» **What is required**:
Each entry below should be retyped exactly as given.
-.-.-
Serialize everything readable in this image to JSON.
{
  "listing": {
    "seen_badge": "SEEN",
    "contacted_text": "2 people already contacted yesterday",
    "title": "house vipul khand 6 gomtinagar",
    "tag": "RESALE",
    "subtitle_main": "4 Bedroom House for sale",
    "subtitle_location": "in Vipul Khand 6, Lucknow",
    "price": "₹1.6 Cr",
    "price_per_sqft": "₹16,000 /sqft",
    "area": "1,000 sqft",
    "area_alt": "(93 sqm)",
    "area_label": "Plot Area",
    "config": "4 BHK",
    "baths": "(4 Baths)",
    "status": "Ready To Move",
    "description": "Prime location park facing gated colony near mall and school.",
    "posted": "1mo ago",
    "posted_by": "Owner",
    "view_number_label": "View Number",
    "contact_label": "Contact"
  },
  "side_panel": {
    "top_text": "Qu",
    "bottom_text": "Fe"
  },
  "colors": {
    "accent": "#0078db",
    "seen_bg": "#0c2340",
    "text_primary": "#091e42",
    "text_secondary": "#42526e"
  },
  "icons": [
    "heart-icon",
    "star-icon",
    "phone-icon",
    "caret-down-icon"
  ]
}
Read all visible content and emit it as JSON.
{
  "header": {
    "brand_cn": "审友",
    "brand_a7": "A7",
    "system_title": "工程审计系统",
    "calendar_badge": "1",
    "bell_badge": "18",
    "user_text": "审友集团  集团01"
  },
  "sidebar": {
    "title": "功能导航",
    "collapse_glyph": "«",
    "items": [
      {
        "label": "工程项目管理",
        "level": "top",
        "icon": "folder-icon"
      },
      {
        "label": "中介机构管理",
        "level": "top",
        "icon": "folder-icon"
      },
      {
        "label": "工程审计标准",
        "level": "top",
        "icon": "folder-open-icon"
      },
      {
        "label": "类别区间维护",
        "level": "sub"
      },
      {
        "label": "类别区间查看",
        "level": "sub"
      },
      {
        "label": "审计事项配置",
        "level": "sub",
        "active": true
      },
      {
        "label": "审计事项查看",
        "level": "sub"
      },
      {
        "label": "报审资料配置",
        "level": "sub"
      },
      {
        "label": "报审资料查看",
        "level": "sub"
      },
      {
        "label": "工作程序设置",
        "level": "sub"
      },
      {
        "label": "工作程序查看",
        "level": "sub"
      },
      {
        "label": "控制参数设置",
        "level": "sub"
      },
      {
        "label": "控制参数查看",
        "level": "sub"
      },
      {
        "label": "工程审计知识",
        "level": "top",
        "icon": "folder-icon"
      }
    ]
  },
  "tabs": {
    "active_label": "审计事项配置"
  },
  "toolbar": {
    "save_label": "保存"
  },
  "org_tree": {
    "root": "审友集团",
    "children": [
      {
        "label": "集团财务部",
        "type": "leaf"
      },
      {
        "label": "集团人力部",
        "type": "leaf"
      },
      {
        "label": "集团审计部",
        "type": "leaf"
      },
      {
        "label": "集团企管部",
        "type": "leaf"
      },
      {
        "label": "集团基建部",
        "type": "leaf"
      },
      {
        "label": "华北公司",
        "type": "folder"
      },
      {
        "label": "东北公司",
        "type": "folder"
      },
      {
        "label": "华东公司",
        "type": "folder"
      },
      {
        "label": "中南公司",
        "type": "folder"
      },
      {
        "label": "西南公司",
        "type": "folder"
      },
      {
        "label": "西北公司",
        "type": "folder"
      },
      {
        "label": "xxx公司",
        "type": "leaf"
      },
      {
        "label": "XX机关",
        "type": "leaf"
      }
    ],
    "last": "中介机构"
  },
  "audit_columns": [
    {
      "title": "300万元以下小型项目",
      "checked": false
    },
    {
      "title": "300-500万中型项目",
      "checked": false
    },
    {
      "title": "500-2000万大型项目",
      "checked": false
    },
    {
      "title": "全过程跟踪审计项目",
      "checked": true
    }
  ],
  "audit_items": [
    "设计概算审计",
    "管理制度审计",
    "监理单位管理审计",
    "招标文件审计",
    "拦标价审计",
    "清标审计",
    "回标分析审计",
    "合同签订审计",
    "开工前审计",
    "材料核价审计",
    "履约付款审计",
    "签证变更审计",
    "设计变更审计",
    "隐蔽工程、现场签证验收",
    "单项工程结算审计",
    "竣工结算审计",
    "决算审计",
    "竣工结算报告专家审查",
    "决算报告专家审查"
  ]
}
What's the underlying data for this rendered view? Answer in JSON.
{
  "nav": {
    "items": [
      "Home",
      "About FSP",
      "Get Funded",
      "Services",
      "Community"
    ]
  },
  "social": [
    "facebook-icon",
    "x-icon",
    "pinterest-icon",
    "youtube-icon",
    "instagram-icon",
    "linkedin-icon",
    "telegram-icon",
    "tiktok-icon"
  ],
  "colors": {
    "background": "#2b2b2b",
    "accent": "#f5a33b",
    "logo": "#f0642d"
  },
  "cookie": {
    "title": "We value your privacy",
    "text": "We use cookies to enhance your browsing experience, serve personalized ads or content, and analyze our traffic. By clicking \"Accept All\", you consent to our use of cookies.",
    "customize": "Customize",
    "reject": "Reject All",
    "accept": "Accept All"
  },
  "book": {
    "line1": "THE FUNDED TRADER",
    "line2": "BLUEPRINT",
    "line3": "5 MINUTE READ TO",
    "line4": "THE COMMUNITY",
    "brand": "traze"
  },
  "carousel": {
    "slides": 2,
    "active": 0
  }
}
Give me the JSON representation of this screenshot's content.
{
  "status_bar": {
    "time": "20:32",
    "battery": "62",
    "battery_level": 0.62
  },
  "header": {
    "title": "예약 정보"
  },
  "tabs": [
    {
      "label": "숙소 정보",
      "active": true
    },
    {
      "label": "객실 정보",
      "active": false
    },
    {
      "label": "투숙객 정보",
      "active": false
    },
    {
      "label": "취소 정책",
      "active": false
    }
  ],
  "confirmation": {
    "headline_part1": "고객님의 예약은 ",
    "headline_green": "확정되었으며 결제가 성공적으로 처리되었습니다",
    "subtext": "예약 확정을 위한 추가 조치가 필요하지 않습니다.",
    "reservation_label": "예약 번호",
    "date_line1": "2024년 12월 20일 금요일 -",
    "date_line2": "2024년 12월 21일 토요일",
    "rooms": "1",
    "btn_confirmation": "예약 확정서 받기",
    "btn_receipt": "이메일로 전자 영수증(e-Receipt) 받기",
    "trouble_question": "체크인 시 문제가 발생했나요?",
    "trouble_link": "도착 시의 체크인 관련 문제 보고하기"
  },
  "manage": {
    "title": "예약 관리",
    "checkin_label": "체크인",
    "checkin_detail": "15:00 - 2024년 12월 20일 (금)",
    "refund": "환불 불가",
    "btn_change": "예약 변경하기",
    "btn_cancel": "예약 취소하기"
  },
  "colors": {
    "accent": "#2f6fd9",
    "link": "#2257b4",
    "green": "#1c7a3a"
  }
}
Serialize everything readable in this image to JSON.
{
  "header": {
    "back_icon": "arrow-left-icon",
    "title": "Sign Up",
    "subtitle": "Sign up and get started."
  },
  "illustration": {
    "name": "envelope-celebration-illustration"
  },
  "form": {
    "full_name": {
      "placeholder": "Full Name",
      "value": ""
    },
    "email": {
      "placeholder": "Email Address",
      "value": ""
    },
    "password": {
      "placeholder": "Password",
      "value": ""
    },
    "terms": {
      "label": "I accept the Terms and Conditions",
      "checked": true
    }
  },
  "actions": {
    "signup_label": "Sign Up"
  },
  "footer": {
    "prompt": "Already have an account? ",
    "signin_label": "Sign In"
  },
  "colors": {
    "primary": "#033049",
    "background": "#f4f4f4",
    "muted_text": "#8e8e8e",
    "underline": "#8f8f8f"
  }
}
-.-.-
» **Solution to the problem**:
Serialize everything readable in this image to JSON.
{
  "listing": {
    "seen_badge": "SEEN",
    "contacted_text": "2 people already contacted yesterday",
    "title": "house vipul khand 6 gomtinagar",
    "tag": "RESALE",
    "subtitle_main": "4 Bedroom House for sale",
    "subtitle_location": "in Vipul Khand 6, Lucknow",
    "price": "₹1.6 Cr",
    "price_per_sqft": "₹16,000 /sqft",
    "area": "1,000 sqft",
    "area_alt": "(93 sqm)",
    "area_label": "Plot Area",
    "config": "4 BHK",
    "baths": "(4 Baths)",
    "status": "Ready To Move",
    "description": "Prime location park facing gated colony near mall and school.",
    "posted": "1mo ago",
    "posted_by": "Owner",
    "view_number_label": "View Number",
    "contact_label": "Contact"
  },
  "side_panel": {
    "top_text": "Qu",
    "bottom_text": "Fe"
  },
  "colors": {
    "accent": "#0078db",
    "seen_bg": "#0c2340",
    "text_primary": "#091e42",
    "text_secondary": "#42526e"
  },
  "icons": [
    "heart-icon",
    "star-icon",
    "phone-icon",
    "caret-down-icon"
  ]
}
Read all visible content and emit it as JSON.
{
  "header": {
    "brand_cn": "审友",
    "brand_a7": "A7",
    "system_title": "工程审计系统",
    "calendar_badge": "1",
    "bell_badge": "18",
    "user_text": "审友集团  集团01"
  },
  "sidebar": {
    "title": "功能导航",
    "collapse_glyph": "«",
    "items": [
      {
        "label": "工程项目管理",
        "level": "top",
        "icon": "folder-icon"
      },
      {
        "label": "中介机构管理",
        "level": "top",
        "icon": "folder-icon"
      },
      {
        "label": "工程审计标准",
        "level": "top",
        "icon": "folder-open-icon"
      },
      {
        "label": "类别区间维护",
        "level": "sub"
      },
      {
        "label": "类别区间查看",
        "level": "sub"
      },
      {
        "label": "审计事项配置",
        "level": "sub",
        "active": true
      },
      {
        "label": "审计事项查看",
        "level": "sub"
      },
      {
        "label": "报审资料配置",
        "level": "sub"
      },
      {
        "label": "报审资料查看",
        "level": "sub"
      },
      {
        "label": "工作程序设置",
        "level": "sub"
      },
      {
        "label": "工作程序查看",
        "level": "sub"
      },
      {
        "label": "控制参数设置",
        "level": "sub"
      },
      {
        "label": "控制参数查看",
        "level": "sub"
      },
      {
        "label": "工程审计知识",
        "level": "top",
        "icon": "folder-icon"
      }
    ]
  },
  "tabs": {
    "active_label": "审计事项配置"
  },
  "toolbar": {
    "save_label": "保存"
  },
  "org_tree": {
    "root": "审友集团",
    "children": [
      {
        "label": "集团财务部",
        "type": "leaf"
      },
      {
        "label": "集团人力部",
        "type": "leaf"
      },
      {
        "label": "集团审计部",
        "type": "leaf"
      },
      {
        "label": "集团企管部",
        "type": "leaf"
      },
      {
        "label": "集团基建部",
        "type": "leaf"
      },
      {
        "label": "华北公司",
        "type": "folder"
      },
      {
        "label": "东北公司",
        "type": "folder"
      },
      {
        "label": "华东公司",
        "type": "folder"
      },
      {
        "label": "中南公司",
        "type": "folder"
      },
      {
        "label": "西南公司",
        "type": "folder"
      },
      {
        "label": "西北公司",
        "type": "folder"
      },
      {
        "label": "xxx公司",
        "type": "leaf"
      },
      {
        "label": "XX机关",
        "type": "leaf"
      }
    ],
    "last": "中介机构"
  },
  "audit_columns": [
    {
      "title": "300万元以下小型项目",
      "checked": false
    },
    {
      "title": "300-500万中型项目",
      "checked": false
    },
    {
      "title": "500-2000万大型项目",
      "checked": false
    },
    {
      "title": "全过程跟踪审计项目",
      "checked": true
    }
  ],
  "audit_items": [
    "设计概算审计",
    "管理制度审计",
    "监理单位管理审计",
    "招标文件审计",
    "拦标价审计",
    "清标审计",
    "回标分析审计",
    "合同签订审计",
    "开工前审计",
    "材料核价审计",
    "履约付款审计",
    "签证变更审计",
    "设计变更审计",
    "隐蔽工程、现场签证验收",
    "单项工程结算审计",
    "竣工结算审计",
    "决算审计",
    "竣工结算报告专家审查",
    "决算报告专家审查"
  ]
}
What's the underlying data for this rendered view? Answer in JSON.
{
  "nav": {
    "items": [
      "Home",
      "About FSP",
      "Get Funded",
      "Services",
      "Community"
    ]
  },
  "social": [
    "facebook-icon",
    "x-icon",
    "pinterest-icon",
    "youtube-icon",
    "instagram-icon",
    "linkedin-icon",
    "telegram-icon",
    "tiktok-icon"
  ],
  "colors": {
    "background": "#2b2b2b",
    "accent": "#f5a33b",
    "logo": "#f0642d"
  },
  "cookie": {
    "title": "We value your privacy",
    "text": "We use cookies to enhance your browsing experience, serve personalized ads or content, and analyze our traffic. By clicking \"Accept All\", you consent to our use of cookies.",
    "customize": "Customize",
    "reject": "Reject All",
    "accept": "Accept All"
  },
  "book": {
    "line1": "THE FUNDED TRADER",
    "line2": "BLUEPRINT",
    "line3": "5 MINUTE READ TO",
    "line4": "THE COMMUNITY",
    "brand": "traze"
  },
  "carousel": {
    "slides": 2,
    "active": 0
  }
}
Give me the JSON representation of this screenshot's content.
{
  "status_bar": {
    "time": "20:32",
    "battery": "62",
    "battery_level": 0.62
  },
  "header": {
    "title": "예약 정보"
  },
  "tabs": [
    {
      "label": "숙소 정보",
      "active": true
    },
    {
      "label": "객실 정보",
      "active": false
    },
    {
      "label": "투숙객 정보",
      "active": false
    },
    {
      "label": "취소 정책",
      "active": false
    }
  ],
  "confirmation": {
    "headline_part1": "고객님의 예약은 ",
    "headline_green": "확정되었으며 결제가 성공적으로 처리되었습니다",
    "subtext": "예약 확정을 위한 추가 조치가 필요하지 않습니다.",
    "reservation_label": "예약 번호",
    "date_line1": "2024년 12월 20일 금요일 -",
    "date_line2": "2024년 12월 21일 토요일",
    "rooms": "1",
    "btn_confirmation": "예약 확정서 받기",
    "btn_receipt": "이메일로 전자 영수증(e-Receipt) 받기",
    "trouble_question": "체크인 시 문제가 발생했나요?",
    "trouble_link": "도착 시의 체크인 관련 문제 보고하기"
  },
  "manage": {
    "title": "예약 관리",
    "checkin_label": "체크인",
    "checkin_detail": "15:00 - 2024년 12월 20일 (금)",
    "refund": "환불 불가",
    "btn_change": "예약 변경하기",
    "btn_cancel": "예약 취소하기"
  },
  "colors": {
    "accent": "#2f6fd9",
    "link": "#2257b4",
    "green": "#1c7a3a"
  }
}
Serialize everything readable in this image to JSON.
{
  "header": {
    "back_icon": "arrow-left-icon",
    "title": "Sign Up",
    "subtitle": "Sign up and get started."
  },
  "illustration": {
    "name": "envelope-celebration-illustration"
  },
  "form": {
    "full_name": {
      "placeholder": "Full Name",
      "value": ""
    },
    "email": {
      "placeholder": "Email Address",
      "value": ""
    },
    "password": {
      "placeholder": "Password",
      "value": ""
    },
    "terms": {
      "label": "I accept the Terms and Conditions",
      "checked": true
    }
  },
  "actions": {
    "signup_label": "Sign Up"
  },
  "footer": {
    "prompt": "Already have an account? ",
    "signin_label": "Sign In"
  },
  "colors": {
    "primary": "#033049",
    "background": "#f4f4f4",
    "muted_text": "#8e8e8e",
    "underline": "#8f8f8f"
  }
}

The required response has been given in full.